Overview: Markets for all of the Electrobiome products are sizeable and growing (annual global: H2 to $118B by 2016, fatty acids to $13B by 2017, and bioplastics in US to $7.7B by 2016).  Further growth for most of these markets will depend on the availability of oil, gas and coal, which are scarce in many countries, and the demand for C-neutral chemicals and fuels. The Electrobiome is within range of cost competitiveness.  For example, with 35% energy efficiency it has produced 2 kg acetate plus 3 kg of H2 per m3catholyte per day from 350 kWh or $7 of electricity (this is at $0.02 per kWh, the price of wind power in some US locations enabled with PTC/ITC/Treasury Grant).  This is $1 of acetate (bulk price $50 to $100 per metric ton as of 4/18/16) leaving $6 of electricity to produce 3 kg of H2 ($2/kg excluding pressurization and distribution – a US DOE target).  The H2 may be used directly as a stationary or transportation fuel or for further chemical processing.  Formic and acetic acids are used as food additives and preservatives or to produce adhesives, plastics, paints, and dyes.  All of these products may be used as feedstocks for the production of bioplastics and other industrial chemicals and fuels. 


Advantages: Sustainable production of fuels, chemicals and plastics from waste CO2 with potential to lower raw material cost and reduce carbon footprint

Key Words: Electrosynthesis, Renewable fuels, Hydrogen, Bioplastics, CO2 utilization


Publications: LaBelle, Edward V., et al. “Influence of acidic pH on hydrogen and acetate production by an electrosynthetic microbiome.”  PloS ONE (2014), 9(10): e10993. 


Marshall, Christopher W., et al. "Long-term Operation of Microbial Electrosynthesis Systems Improves Acetate Production by Autotrophic Microbiomes." Environmental science & Technology (2013), 2013, 47:6023-6029. 


Marshall, Christopher W., et al. "Electrosynthesis of commodity chemicals by an autotrophic microbial community." Applied and environmental microbiology78.23 (2012): 8412-8420.


Inventors:  H.D. May, E.V. LaBelle, C.W. Marshall

Patent Status:  PCT Application Filed 09/17/2013; WO2014/043690, Patent applications pending in U.S., Canada and EP. 

MUSC-FRD Technology ID: P1305


To license the intellectual property rights associated with the Electrobiome, and purchase the necessary components of the system, including microbial samples, anodes, cathodes, and various other associated materials, please contact the Marketing/Licensing Officer for FRD at technology@musc.edu.

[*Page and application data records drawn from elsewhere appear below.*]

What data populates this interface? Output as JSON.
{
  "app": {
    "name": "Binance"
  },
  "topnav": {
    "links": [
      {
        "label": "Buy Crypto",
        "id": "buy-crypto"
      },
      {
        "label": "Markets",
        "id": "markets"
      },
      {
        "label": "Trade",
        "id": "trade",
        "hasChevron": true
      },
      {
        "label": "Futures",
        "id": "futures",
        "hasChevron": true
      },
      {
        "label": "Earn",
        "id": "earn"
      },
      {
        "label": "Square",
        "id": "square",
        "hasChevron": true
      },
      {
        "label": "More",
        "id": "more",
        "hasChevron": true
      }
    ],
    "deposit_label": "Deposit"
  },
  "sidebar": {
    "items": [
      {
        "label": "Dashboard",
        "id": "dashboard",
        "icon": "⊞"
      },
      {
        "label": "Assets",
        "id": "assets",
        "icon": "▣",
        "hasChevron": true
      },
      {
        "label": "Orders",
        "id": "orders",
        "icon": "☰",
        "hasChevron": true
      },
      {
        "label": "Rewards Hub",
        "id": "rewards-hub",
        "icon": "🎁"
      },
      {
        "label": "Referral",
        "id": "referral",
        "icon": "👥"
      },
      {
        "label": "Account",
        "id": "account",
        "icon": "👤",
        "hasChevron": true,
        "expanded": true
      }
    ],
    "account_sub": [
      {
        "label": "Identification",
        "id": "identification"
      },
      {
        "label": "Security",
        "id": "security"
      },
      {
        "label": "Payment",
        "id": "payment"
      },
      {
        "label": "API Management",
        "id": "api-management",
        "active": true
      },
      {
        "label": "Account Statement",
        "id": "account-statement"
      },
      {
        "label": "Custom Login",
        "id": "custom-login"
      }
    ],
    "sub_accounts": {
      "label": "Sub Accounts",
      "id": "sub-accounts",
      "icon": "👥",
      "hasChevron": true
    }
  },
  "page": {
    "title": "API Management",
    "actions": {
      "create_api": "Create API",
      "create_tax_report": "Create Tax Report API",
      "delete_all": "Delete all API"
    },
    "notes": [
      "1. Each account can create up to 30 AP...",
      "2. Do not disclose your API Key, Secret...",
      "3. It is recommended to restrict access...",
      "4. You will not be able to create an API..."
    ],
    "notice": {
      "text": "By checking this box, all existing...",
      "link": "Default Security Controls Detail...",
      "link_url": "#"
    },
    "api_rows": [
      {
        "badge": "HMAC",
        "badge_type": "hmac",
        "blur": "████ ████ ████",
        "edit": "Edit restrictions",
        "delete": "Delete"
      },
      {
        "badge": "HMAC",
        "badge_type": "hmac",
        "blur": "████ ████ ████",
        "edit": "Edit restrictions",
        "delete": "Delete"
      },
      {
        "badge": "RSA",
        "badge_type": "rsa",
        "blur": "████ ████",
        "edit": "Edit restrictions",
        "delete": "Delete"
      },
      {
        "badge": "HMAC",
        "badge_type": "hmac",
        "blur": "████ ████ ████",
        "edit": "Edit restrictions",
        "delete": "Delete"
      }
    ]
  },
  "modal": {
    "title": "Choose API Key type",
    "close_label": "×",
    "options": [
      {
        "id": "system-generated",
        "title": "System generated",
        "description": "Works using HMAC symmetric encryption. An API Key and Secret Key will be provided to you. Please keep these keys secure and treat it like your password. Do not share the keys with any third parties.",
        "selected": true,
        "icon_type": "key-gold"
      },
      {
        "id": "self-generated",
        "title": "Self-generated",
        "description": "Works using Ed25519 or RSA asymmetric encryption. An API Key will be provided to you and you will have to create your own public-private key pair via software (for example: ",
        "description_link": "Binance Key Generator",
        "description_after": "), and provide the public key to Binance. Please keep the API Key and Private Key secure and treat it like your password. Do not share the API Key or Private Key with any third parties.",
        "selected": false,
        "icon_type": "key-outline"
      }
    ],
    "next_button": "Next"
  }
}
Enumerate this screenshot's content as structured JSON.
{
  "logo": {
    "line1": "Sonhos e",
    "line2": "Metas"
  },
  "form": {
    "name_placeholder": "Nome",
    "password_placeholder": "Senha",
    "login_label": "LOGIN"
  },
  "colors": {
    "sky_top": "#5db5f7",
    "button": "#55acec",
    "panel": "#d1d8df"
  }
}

Patent Information:
For Information, Contact:
Mark Hankins
Director of Licensing
MUSC Foundation for Research Development
Harold May
Christopher Marshall
Edward LaBelle
fuel cell
© 2017. All Rights Reserved. Powered by Inteum